5 December 2014 - 31 January 2015
"I warn you to travel in the middle course, Icarus, if too low
the waves may weigh down your wings, if you fly too high the fires will scorch
your wings. Stay between both.” Ovid, Metamorphoses
The exhibition Wax, Flax and Feathers brings together the Danish artists Sif Itona Westerberg, Morten Stræde and David Stjernholm. The works bring forth different aspects of our human interference with nature’s rhythms and systems, and how our modern industrial and technological ventures have affected our mental horizons and the way we relate to the world around us. The artists each look at how humanity, through the technologies it has developed, continually reaches beyond itself and shapes new relationships, which can promise improvements to nature, yet also threaten to destroy the very basis of our existence.

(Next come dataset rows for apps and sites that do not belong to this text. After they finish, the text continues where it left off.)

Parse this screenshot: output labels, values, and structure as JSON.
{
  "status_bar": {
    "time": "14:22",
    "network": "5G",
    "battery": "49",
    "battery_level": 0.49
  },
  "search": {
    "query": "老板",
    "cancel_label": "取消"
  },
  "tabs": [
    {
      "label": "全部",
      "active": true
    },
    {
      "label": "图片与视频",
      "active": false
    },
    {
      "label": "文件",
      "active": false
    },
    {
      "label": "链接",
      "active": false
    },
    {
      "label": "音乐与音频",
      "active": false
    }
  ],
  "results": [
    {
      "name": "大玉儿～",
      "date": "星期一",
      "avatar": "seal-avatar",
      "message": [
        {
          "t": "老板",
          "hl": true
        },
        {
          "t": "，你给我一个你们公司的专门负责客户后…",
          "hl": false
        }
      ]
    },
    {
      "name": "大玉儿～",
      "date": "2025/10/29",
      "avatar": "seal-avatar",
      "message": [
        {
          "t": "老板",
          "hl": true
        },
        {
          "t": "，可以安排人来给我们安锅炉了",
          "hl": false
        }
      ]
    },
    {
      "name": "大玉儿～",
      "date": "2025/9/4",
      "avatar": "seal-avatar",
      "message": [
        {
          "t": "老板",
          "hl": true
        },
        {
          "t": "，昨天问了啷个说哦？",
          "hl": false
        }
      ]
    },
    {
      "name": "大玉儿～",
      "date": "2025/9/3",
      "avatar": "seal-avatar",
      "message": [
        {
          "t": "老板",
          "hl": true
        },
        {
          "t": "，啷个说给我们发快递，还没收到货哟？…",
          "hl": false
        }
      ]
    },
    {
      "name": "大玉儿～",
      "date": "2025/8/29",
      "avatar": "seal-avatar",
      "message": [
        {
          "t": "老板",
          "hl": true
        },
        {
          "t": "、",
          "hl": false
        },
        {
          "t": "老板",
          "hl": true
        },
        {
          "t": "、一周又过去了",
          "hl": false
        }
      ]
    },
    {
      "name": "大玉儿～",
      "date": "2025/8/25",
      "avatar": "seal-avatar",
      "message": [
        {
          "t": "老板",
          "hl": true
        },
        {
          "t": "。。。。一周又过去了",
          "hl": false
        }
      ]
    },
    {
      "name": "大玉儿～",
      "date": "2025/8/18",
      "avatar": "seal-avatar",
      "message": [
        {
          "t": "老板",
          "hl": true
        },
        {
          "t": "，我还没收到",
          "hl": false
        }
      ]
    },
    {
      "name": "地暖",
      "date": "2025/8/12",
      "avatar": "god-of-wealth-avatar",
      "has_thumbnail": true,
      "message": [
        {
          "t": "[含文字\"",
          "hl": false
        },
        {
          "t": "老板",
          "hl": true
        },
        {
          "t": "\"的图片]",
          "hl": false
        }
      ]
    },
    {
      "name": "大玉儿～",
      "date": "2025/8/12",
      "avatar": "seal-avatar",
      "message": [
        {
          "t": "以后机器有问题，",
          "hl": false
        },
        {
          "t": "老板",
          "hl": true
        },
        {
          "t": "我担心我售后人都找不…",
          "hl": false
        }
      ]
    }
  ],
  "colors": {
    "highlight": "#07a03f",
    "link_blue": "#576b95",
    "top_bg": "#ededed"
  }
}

The benefits of modern industrial inventions and technological advancement have been manifested in our improved living standards, mobility and a growing global wealth. Recent generations, such the ‘no future generation’, under the influence of the nuclear arms race and the economic depression of the 80s, may have had a tendency to view technological development negatively. The current generation, however, whilst growing increasingly aware of the challenges that face humanity, see technology both as one of the sources of our predicament, and a source of solutions to those same problems. There is rising concern as the challenges of the changing climate and the peaks and troughs of the economic cycle resurface. The balance between hope and dystopia seems to characterize our current thinking as weather and environmental phenomena become more tangibly apparent, but at the same time the sheer scale of the problem muddies the overall perspective, as does the challenge of trying to see through the various political interests.

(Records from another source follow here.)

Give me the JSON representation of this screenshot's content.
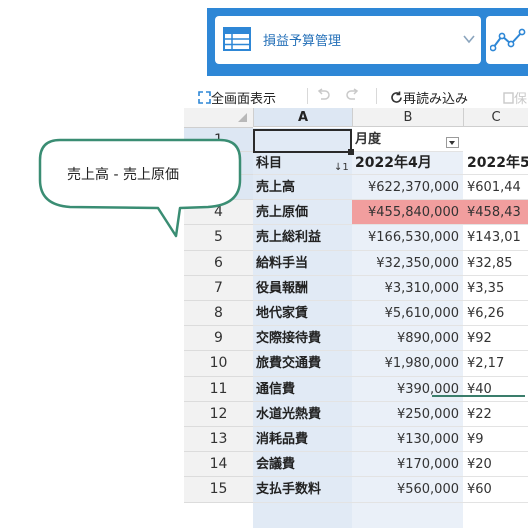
{
  "header": {
    "view_label": "損益予算管理",
    "colors": {
      "header_bg": "#2e87d6",
      "view_text": "#2570b8"
    }
  },
  "toolbar": {
    "fullscreen_label": "全画面表示",
    "reload_label": "再読み込み",
    "save_label": "保"
  },
  "sheet": {
    "columns": [
      "A",
      "B",
      "C"
    ],
    "header_row": {
      "row": "1",
      "b": "月度"
    },
    "label_row": {
      "row": "2",
      "a": "科目",
      "b": "2022年4月",
      "c": "2022年5"
    },
    "rows": [
      {
        "row": "3",
        "a": "売上高",
        "b": "¥622,370,000",
        "c": "¥601,44"
      },
      {
        "row": "4",
        "a": "売上原価",
        "b": "¥455,840,000",
        "c": "¥458,43"
      },
      {
        "row": "5",
        "a": "売上総利益",
        "b": "¥166,530,000",
        "c": "¥143,01"
      },
      {
        "row": "6",
        "a": "給料手当",
        "b": "¥32,350,000",
        "c": "¥32,85"
      },
      {
        "row": "7",
        "a": "役員報酬",
        "b": "¥3,310,000",
        "c": "¥3,35"
      },
      {
        "row": "8",
        "a": "地代家賃",
        "b": "¥5,610,000",
        "c": "¥6,26"
      },
      {
        "row": "9",
        "a": "交際接待費",
        "b": "¥890,000",
        "c": "¥92"
      },
      {
        "row": "10",
        "a": "旅費交通費",
        "b": "¥1,980,000",
        "c": "¥2,17"
      },
      {
        "row": "11",
        "a": "通信費",
        "b": "¥390,000",
        "c": "¥40"
      },
      {
        "row": "12",
        "a": "水道光熱費",
        "b": "¥250,000",
        "c": "¥22"
      },
      {
        "row": "13",
        "a": "消耗品費",
        "b": "¥130,000",
        "c": "¥9"
      },
      {
        "row": "14",
        "a": "会議費",
        "b": "¥170,000",
        "c": "¥20"
      },
      {
        "row": "15",
        "a": "支払手数料",
        "b": "¥560,000",
        "c": "¥60"
      }
    ],
    "highlight_color": "#f19e9e"
  },
  "callout": {
    "text": "売上高 - 売上原価"
  }
}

Sif Itona Westerberg uses, in the piece Un-earth, a mode of vision which has emerged in the last few decades, namely the satellite photograph as ‘the big picture’, to quite literally change our perspective on an open cast mine: that which scars the landscape at eye level, and which we know plunders the earth, becomes a pattern that might remind us of a fossilized creature, buried for millennia under the sea bed. Accompanying this is a sculptural piece, Post-mine encrustation, which shows the product of oxidization as newly exposed minerals in abandoned mine areas react with the air; a natural phenomenon occurring as a result of human intervention. In her plaster cast relief Beep Beep, a mutated four-legged duckling is placed up against the Warner Brothers Road Runner. For Road Runner the deformation of the feet is the source of entertainment and a symbol of his continued survival through speed; for the duckling a scientific and ethical dilemma is implied in the use of modern technologies, of which we have yet to learn the full range of consequences.
David Stjernholm is similarly concerned with matter and time: in Greeting (-200.000.000/2014) natural processes have over a great length of time transubstantiated all the vegetable matter in a tree trunk into mineral, whilst preserving all the details of the living organism. Conversely, in his photographs of different types of fluorescent lights he freezes the pulsation of the light-giving electrical charge through the tubes, exposing the element of time. In the piece Seedless Grapes a graphic tool mimes the artificially produced, easily edible seedless grape, which pleases our indolence over and above reproduction.
Morten Stræde, in his circular reliefs 3rd Stone from the Sun I-III, examines the modern idea of reason and science as a demonstration of power through three different visions of human endeavour, whilst Inoculus III explores the central paradox between the original Stealth Bomber seen as an aesthetic object, and its death-bringing potential and premise. Stræde questions the degree to which we should allow science to dictate our behaviour and highlights humanity’s manoeuvering along the fine line between rationality and chaos.
Curated by SixtyEight